- 225g self-raising flour
- 1½ tsp English mustard powder
A condiment made by mixing the ground seeds of the mustard plant with a combination of…
- 50g cold butter, cubed
Butter is made when lactic-acid producing bacteria are added to cream and churned to make an…
- 100g mature cheddar, grated
- 1 tbsp finely chopped sage, plus 8 small leaves
Popular in both Italian and British cookery, sage has long, grey-green leaves with a slightly…
- 1 egg, beaten
The ultimate convenience food, eggs are powerhouses of nutrition, packed with protein and a…
- 100ml buttermilk
There are two types of buttermilk. Traditional buttermilk is a thin, cloudy, slightly tart but…
Heat oven to 220C/200C fan/gas 7. Mix the flour, mustard powder, ½ tsp salt and a grinding of black pepper in a large bowl. Rub in the butter until the mixture resembles fine crumbs. Stir in half of the cheese and the sage. Mix together the egg and buttermilk in a separate bowl.
Make a well in the centre of the flour mix and pour in all but ½ tbsp of the buttermilk mix. Working quickly, stir until the mixture forms a soft, spongy dough. Tip onto a lightly floured surface and knead briefly until smooth. Roll out to a 3cm-thick square. Cut into quarters, then half each quarter diagonally, so you have 8 triangles.
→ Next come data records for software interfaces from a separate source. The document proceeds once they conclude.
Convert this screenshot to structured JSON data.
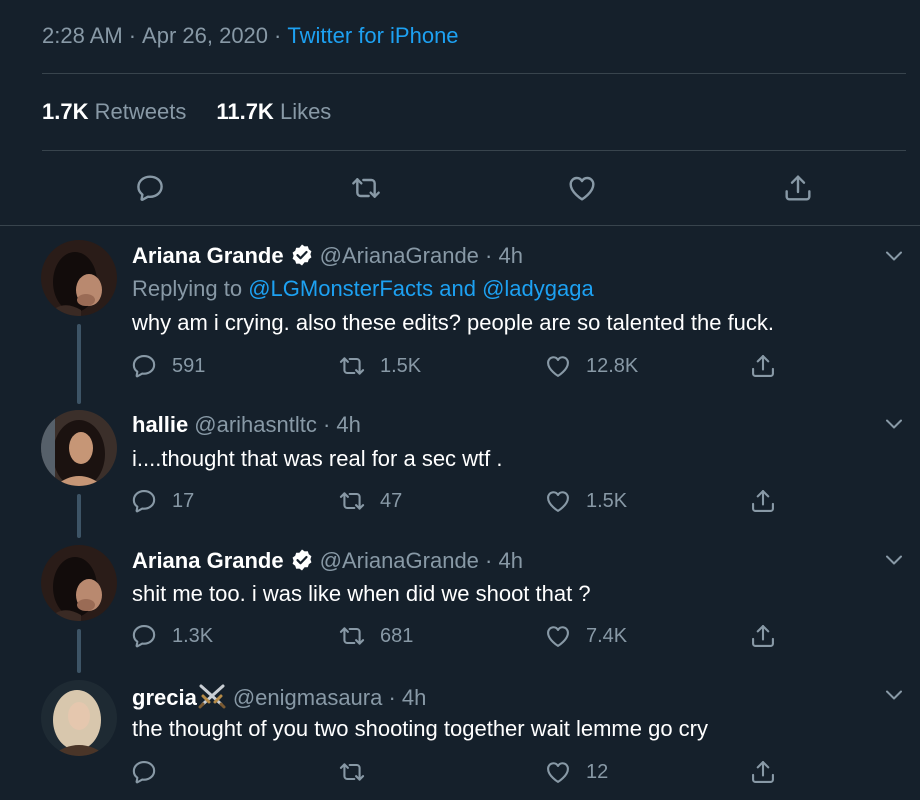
{
  "tweet_meta": {
    "time": "2:28 AM",
    "date": "Apr 26, 2020",
    "source": "Twitter for iPhone"
  },
  "stats": {
    "retweets_count": "1.7K",
    "retweets_label": "Retweets",
    "likes_count": "11.7K",
    "likes_label": "Likes"
  },
  "replies": [
    {
      "name": "Ariana Grande",
      "handle": "@ArianaGrande",
      "time": "· 4h",
      "replying_prefix": "Replying to",
      "replying_to": "@LGMonsterFacts and @ladygaga",
      "text": "why am i crying. also these edits? people are so talented the fuck.",
      "reply_count": "591",
      "retweet_count": "1.5K",
      "like_count": "12.8K"
    },
    {
      "name": "hallie",
      "handle": "@arihasntltc",
      "time": "· 4h",
      "text": "i....thought that was real for a sec wtf .",
      "reply_count": "17",
      "retweet_count": "47",
      "like_count": "1.5K"
    },
    {
      "name": "Ariana Grande",
      "handle": "@ArianaGrande",
      "time": "· 4h",
      "text": "shit me too. i was like when did we shoot that ?",
      "reply_count": "1.3K",
      "retweet_count": "681",
      "like_count": "7.4K"
    },
    {
      "name": "grecia",
      "handle": "@enigmasaura",
      "time": "· 4h",
      "text": "the thought of you two shooting together wait lemme go cry",
      "reply_count": "",
      "retweet_count": "",
      "like_count": "12"
    }
  ],
  "colors": {
    "background": "#15202b",
    "accent": "#1da1f2",
    "muted": "#8899a6",
    "divider": "#38444d"
  },
  "icons": [
    "reply-icon",
    "retweet-icon",
    "like-icon",
    "share-icon",
    "verified-badge-icon",
    "chevron-down-icon",
    "crossed-swords-icon"
  ]
}
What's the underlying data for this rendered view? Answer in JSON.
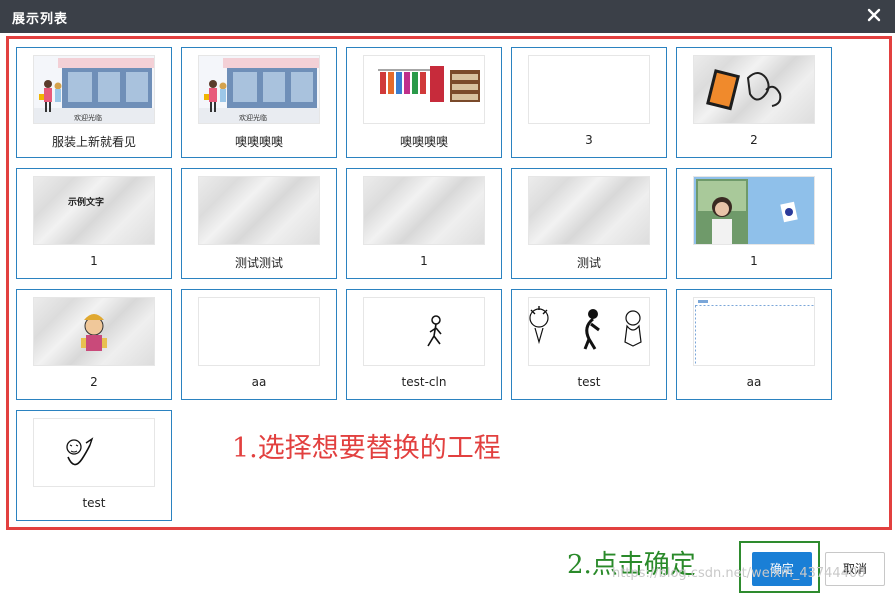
{
  "dialog": {
    "title": "展示列表",
    "close_icon": "close-icon"
  },
  "projects": [
    {
      "label": "服装上新就看见",
      "thumb": "shop-street-scene"
    },
    {
      "label": "噢噢噢噢",
      "thumb": "shop-street-scene"
    },
    {
      "label": "噢噢噢噢",
      "thumb": "clothing-rack"
    },
    {
      "label": "3",
      "thumb": "blank"
    },
    {
      "label": "2",
      "thumb": "paper-with-cards"
    },
    {
      "label": "1",
      "thumb": "paper-with-text",
      "thumb_text": "示例文字"
    },
    {
      "label": "测试测试",
      "thumb": "paper"
    },
    {
      "label": "1",
      "thumb": "paper"
    },
    {
      "label": "测试",
      "thumb": "paper"
    },
    {
      "label": "1",
      "thumb": "photo-portrait"
    },
    {
      "label": "2",
      "thumb": "paper-with-cartoon"
    },
    {
      "label": "aa",
      "thumb": "blank"
    },
    {
      "label": "test-cln",
      "thumb": "sketch-figure"
    },
    {
      "label": "test",
      "thumb": "sketch-characters"
    },
    {
      "label": "aa",
      "thumb": "dotted-frame"
    },
    {
      "label": "test",
      "thumb": "sketch-doodle"
    }
  ],
  "annotations": {
    "step1": "1.选择想要替换的工程",
    "step2": "2.点击确定"
  },
  "buttons": {
    "confirm": "确定",
    "cancel": "取消"
  },
  "watermark": "https://blog.csdn.net/weixin_43744400",
  "colors": {
    "titlebar": "#3b4048",
    "card_border": "#2b82c0",
    "highlight_red": "#e2403f",
    "highlight_green": "#2e8b2e",
    "primary_button": "#1a7fd6"
  }
}
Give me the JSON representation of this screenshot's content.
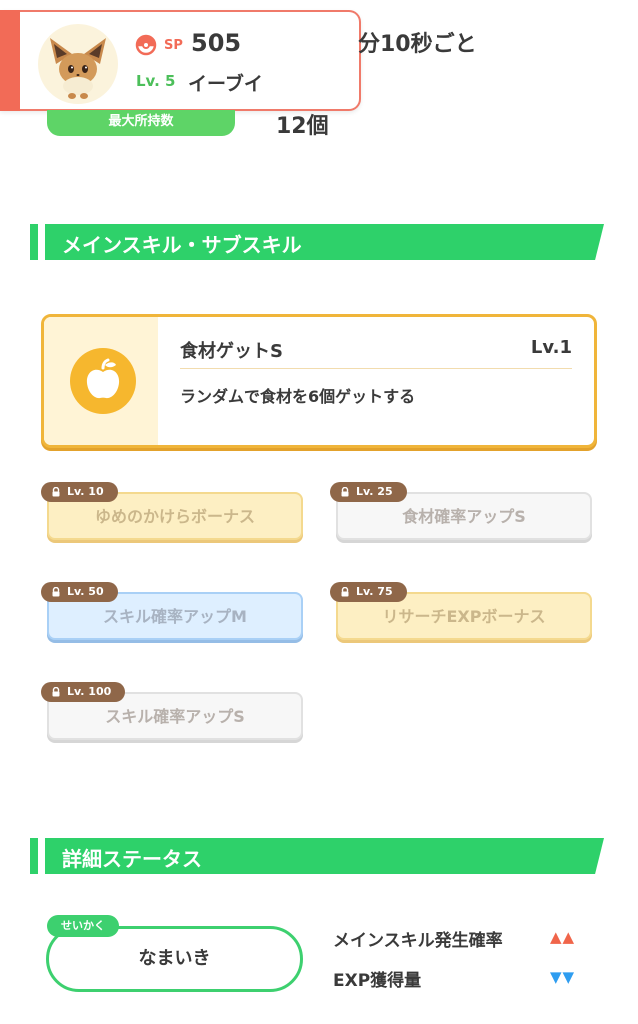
{
  "header": {
    "sp_label": "SP",
    "sp_value": "505",
    "level": "Lv. 5",
    "pokemon_name": "イーブイ",
    "interval_text": "分10秒ごと",
    "carry_label": "最大所持数",
    "carry_value": "12個"
  },
  "sections": {
    "skills_title": "メインスキル・サブスキル",
    "details_title": "詳細ステータス"
  },
  "main_skill": {
    "name": "食材ゲットS",
    "level": "Lv.1",
    "description": "ランダムで食材を6個ゲットする",
    "icon": "apple-icon"
  },
  "sub_skills": [
    {
      "unlock_level": "Lv. 10",
      "name": "ゆめのかけらボーナス",
      "rarity": "gold"
    },
    {
      "unlock_level": "Lv. 25",
      "name": "食材確率アップS",
      "rarity": "white"
    },
    {
      "unlock_level": "Lv. 50",
      "name": "スキル確率アップM",
      "rarity": "blue"
    },
    {
      "unlock_level": "Lv. 75",
      "name": "リサーチEXPボーナス",
      "rarity": "gold"
    },
    {
      "unlock_level": "Lv. 100",
      "name": "スキル確率アップS",
      "rarity": "white"
    }
  ],
  "nature": {
    "tag": "せいかく",
    "value": "なまいき",
    "up_label": "メインスキル発生確率",
    "up_arrows": "▲▲",
    "down_label": "EXP獲得量",
    "down_arrows": "▼▼"
  },
  "colors": {
    "accent_green": "#2ed16a",
    "accent_red": "#f26b57",
    "skill_gold": "#f0b53a",
    "lock_brown": "#8f6749"
  }
}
Place the scones on a floured baking tray, brush with the remaining buttermilk, sprinkle over the remaining cheese and top each with a sage leaf. Bake for 12-14 mins until they are well risen, golden and sound hollow when tapped on the bottom. Eat while still warm, spread with butter.
Choosing your cheddarMake sure you use a mature cheese that packs a punch, so that the flavour shines through. We used Wookey Hole Cheddar, made in Dorset, but you could also use Lincolnshire Poacher, Westcombe, Montgomery’s or Isle of Mull cheddars.